The game starts out with eight playable characters, but every time you beat the tournament mode the game unlocks a new playable character. It's got the usual modes of play we've come to expect from fighting games: tournament, vs., team battle, survival, and training mode. Cardinal Syn, as far as gameplay features go, is fairly standard. The only crazy things outside the norm are the in-game hazards and treasure chests. The hazards include things such as a mining car that rumbles down the tracks, which you and your opponent happen to be fighting on, or a giant snowball that crashes down a nearby mountain. The levels also have various treasure chests lying about that contain health, added strength, and bombs that damage your character.
Visually, Cardinal Syn is quite appealing. The characters and the 3D arenas that they fight in are incredibly detailed. The motion of the characters is a little fast but looks fairly fluid. That mixed with snazzy lighting effects gives Cardinal Syn a very clean look. All of this is seen from a camera angle that for most of the time is a side view, although sometimes the view is obscured for a frustrating second or two when a piece of the background gets in the way. The music and sound effects fit the medieval theme of the game quite well. With the clashing of swords and over-the-top modern gothic music, the game sounds noticeably rich.

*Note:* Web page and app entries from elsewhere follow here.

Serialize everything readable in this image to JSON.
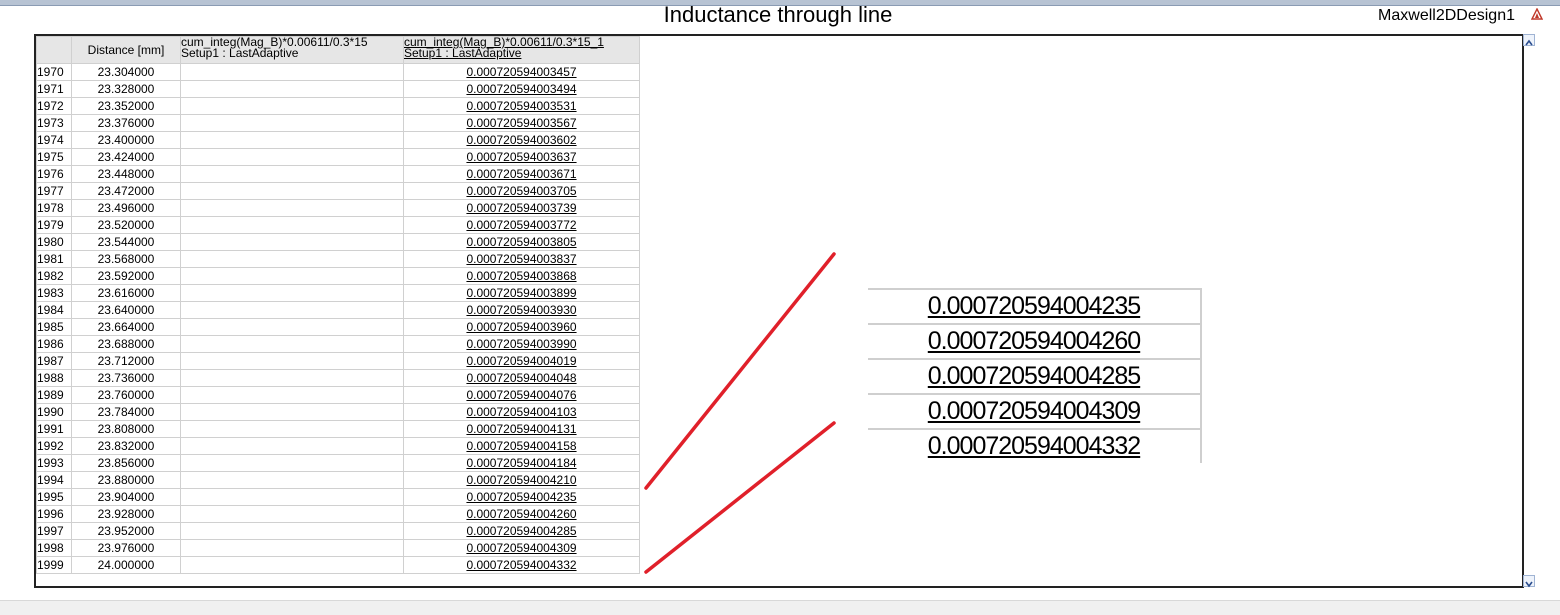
{
  "window": {
    "title": "Inductance through line",
    "design_name": "Maxwell2DDesign1"
  },
  "table": {
    "headers": {
      "distance": "Distance [mm]",
      "col1_line1": "cum_integ(Mag_B)*0.00611/0.3*15",
      "col1_line2": "Setup1 : LastAdaptive",
      "col2_line1": "cum_integ(Mag_B)*0.00611/0.3*15_1",
      "col2_line2": "Setup1 : LastAdaptive"
    },
    "rows": [
      {
        "index": "1970",
        "distance": "23.304000",
        "col1": "",
        "col2": "0.000720594003457"
      },
      {
        "index": "1971",
        "distance": "23.328000",
        "col1": "",
        "col2": "0.000720594003494"
      },
      {
        "index": "1972",
        "distance": "23.352000",
        "col1": "",
        "col2": "0.000720594003531"
      },
      {
        "index": "1973",
        "distance": "23.376000",
        "col1": "",
        "col2": "0.000720594003567"
      },
      {
        "index": "1974",
        "distance": "23.400000",
        "col1": "",
        "col2": "0.000720594003602"
      },
      {
        "index": "1975",
        "distance": "23.424000",
        "col1": "",
        "col2": "0.000720594003637"
      },
      {
        "index": "1976",
        "distance": "23.448000",
        "col1": "",
        "col2": "0.000720594003671"
      },
      {
        "index": "1977",
        "distance": "23.472000",
        "col1": "",
        "col2": "0.000720594003705"
      },
      {
        "index": "1978",
        "distance": "23.496000",
        "col1": "",
        "col2": "0.000720594003739"
      },
      {
        "index": "1979",
        "distance": "23.520000",
        "col1": "",
        "col2": "0.000720594003772"
      },
      {
        "index": "1980",
        "distance": "23.544000",
        "col1": "",
        "col2": "0.000720594003805"
      },
      {
        "index": "1981",
        "distance": "23.568000",
        "col1": "",
        "col2": "0.000720594003837"
      },
      {
        "index": "1982",
        "distance": "23.592000",
        "col1": "",
        "col2": "0.000720594003868"
      },
      {
        "index": "1983",
        "distance": "23.616000",
        "col1": "",
        "col2": "0.000720594003899"
      },
      {
        "index": "1984",
        "distance": "23.640000",
        "col1": "",
        "col2": "0.000720594003930"
      },
      {
        "index": "1985",
        "distance": "23.664000",
        "col1": "",
        "col2": "0.000720594003960"
      },
      {
        "index": "1986",
        "distance": "23.688000",
        "col1": "",
        "col2": "0.000720594003990"
      },
      {
        "index": "1987",
        "distance": "23.712000",
        "col1": "",
        "col2": "0.000720594004019"
      },
      {
        "index": "1988",
        "distance": "23.736000",
        "col1": "",
        "col2": "0.000720594004048"
      },
      {
        "index": "1989",
        "distance": "23.760000",
        "col1": "",
        "col2": "0.000720594004076"
      },
      {
        "index": "1990",
        "distance": "23.784000",
        "col1": "",
        "col2": "0.000720594004103"
      },
      {
        "index": "1991",
        "distance": "23.808000",
        "col1": "",
        "col2": "0.000720594004131"
      },
      {
        "index": "1992",
        "distance": "23.832000",
        "col1": "",
        "col2": "0.000720594004158"
      },
      {
        "index": "1993",
        "distance": "23.856000",
        "col1": "",
        "col2": "0.000720594004184"
      },
      {
        "index": "1994",
        "distance": "23.880000",
        "col1": "",
        "col2": "0.000720594004210"
      },
      {
        "index": "1995",
        "distance": "23.904000",
        "col1": "",
        "col2": "0.000720594004235"
      },
      {
        "index": "1996",
        "distance": "23.928000",
        "col1": "",
        "col2": "0.000720594004260"
      },
      {
        "index": "1997",
        "distance": "23.952000",
        "col1": "",
        "col2": "0.000720594004285"
      },
      {
        "index": "1998",
        "distance": "23.976000",
        "col1": "",
        "col2": "0.000720594004309"
      },
      {
        "index": "1999",
        "distance": "24.000000",
        "col1": "",
        "col2": "0.000720594004332"
      }
    ]
  },
  "zoom": {
    "values": [
      "0.000720594004235",
      "0.000720594004260",
      "0.000720594004285",
      "0.000720594004309",
      "0.000720594004332"
    ]
  },
  "colors": {
    "callout": "#e0202a",
    "header_bg": "#e6e6e6",
    "grid_line": "#d0d0d0"
  },
  "icons": {
    "corner": "maxwell-logo-icon",
    "scroll_up": "scroll-up-arrow-icon",
    "scroll_down": "scroll-down-arrow-icon"
  }
}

The AI of the computer-controlled fighters is just plain poor. They run through preset patterns that you can see even after only a short time playing, and once you've learned the patterns, you simply create a pattern that counters theirs. Needless to say, this becomes incredibly boring. Even on the hardest setting the gameplay is composed of knocking your opponent down and trying to keep him there. Otherwise he gets up and starts this seemingly endless barrage of high and low attacks.

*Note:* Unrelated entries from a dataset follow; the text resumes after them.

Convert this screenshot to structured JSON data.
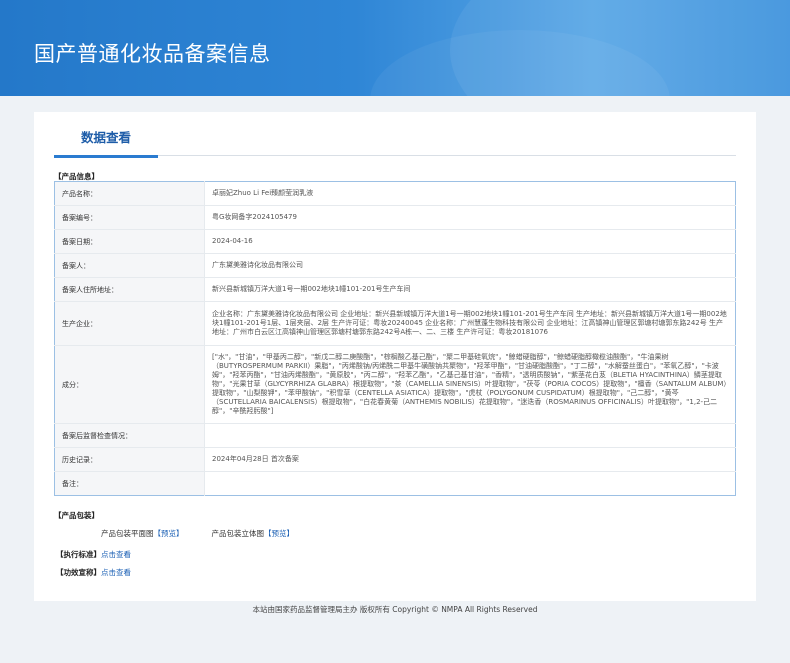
{
  "header": {
    "title": "国产普通化妆品备案信息"
  },
  "tabs": [
    {
      "label": "数据查看"
    }
  ],
  "sections": {
    "product_info": "【产品信息】",
    "packaging": "【产品包装】",
    "standard": "【执行标准】",
    "efficacy": "【功效宣称】"
  },
  "rows": [
    {
      "label": "产品名称：",
      "value": "卓丽妃Zhuo Li Fei臻颜莹润乳液"
    },
    {
      "label": "备案编号：",
      "value": "粤G妆网备字2024105479"
    },
    {
      "label": "备案日期：",
      "value": "2024-04-16"
    },
    {
      "label": "备案人：",
      "value": "广东黛美雅诗化妆品有限公司"
    },
    {
      "label": "备案人住所地址：",
      "value": "新兴县新城镇万洋大道1号一期002地块1幢101-201号生产车间"
    },
    {
      "label": "生产企业：",
      "value": "企业名称：广东黛美雅诗化妆品有限公司 企业地址：新兴县新城镇万洋大道1号一期002地块1幢101-201号生产车间 生产地址：新兴县新城镇万洋大道1号一期002地块1幢101-201号1层、1层夹层、2层 生产许可证：粤妆20240045 企业名称：广州慧蓬生物科技有限公司 企业地址：江高镇神山管理区郭塘村塘郭东路242号 生产地址：广州市白云区江高镇神山管理区郭塘村塘郭东路242号A栋一、二、三楼 生产许可证：粤妆20181076"
    },
    {
      "label": "成分：",
      "value": "[\"水\"，\"甘油\"，\"甲基丙二醇\"，\"新戊二醇二庚酸酯\"，\"棕榈酸乙基己酯\"，\"聚二甲基硅氧烷\"，\"鲸蜡硬脂醇\"，\"鲸蜡硬脂醇橄榄油酸酯\"，\"牛油果树（BUTYROSPERMUM PARKII）果脂\"，\"丙烯酸钠/丙烯酰二甲基牛磺酸钠共聚物\"，\"羟苯甲酯\"，\"甘油硬脂酸酯\"，\"丁二醇\"，\"水解蚕丝蛋白\"，\"苯氧乙醇\"，\"卡波姆\"，\"羟苯丙酯\"，\"甘油丙烯酸酯\"，\"黄原胶\"，\"丙二醇\"，\"羟苯乙酯\"，\"乙基己基甘油\"，\"香精\"，\"透明质酸钠\"，\"紫茎花白芨（BLETIA HYACINTHINA）鳞茎提取物\"，\"光果甘草（GLYCYRRHIZA GLABRA）根提取物\"，\"茶（CAMELLIA SINENSIS）叶提取物\"，\"茯苓（PORIA COCOS）提取物\"，\"檀香（SANTALUM ALBUM）提取物\"，\"山梨酸钾\"，\"苯甲酸钠\"，\"积雪草（CENTELLA ASIATICA）提取物\"，\"虎杖（POLYGONUM CUSPIDATUM）根提取物\"，\"己二醇\"，\"黄芩（SCUTELLARIA BAICALENSIS）根提取物\"，\"白花春黄菊（ANTHEMIS NOBILIS）花提取物\"，\"迷迭香（ROSMARINUS OFFICINALIS）叶提取物\"，\"1,2-己二醇\"，\"辛酰羟肟酸\"]"
    },
    {
      "label": "备案后监督检查情况：",
      "value": ""
    },
    {
      "label": "历史记录：",
      "value": "2024年04月28日 首次备案"
    },
    {
      "label": "备注：",
      "value": ""
    }
  ],
  "packaging": {
    "flat_label": "产品包装平面图",
    "flat_link": "【预览】",
    "solid_label": "产品包装立体图",
    "solid_link": "【预览】"
  },
  "standard_link": "点击查看",
  "efficacy_link": "点击查看",
  "footer": "本站由国家药品监督管理局主办 版权所有 Copyright © NMPA All Rights Reserved"
}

Cardinal Syn has some nice graphics and sound to set it apart from other games in the genre, at least on the surface. But once all is said and done, with its typical weapon-based fighting system that plays like Soul Blade and Dynasty Warriors, Cardinal Syn just ends up coming off as another 3D fighting game knockoff.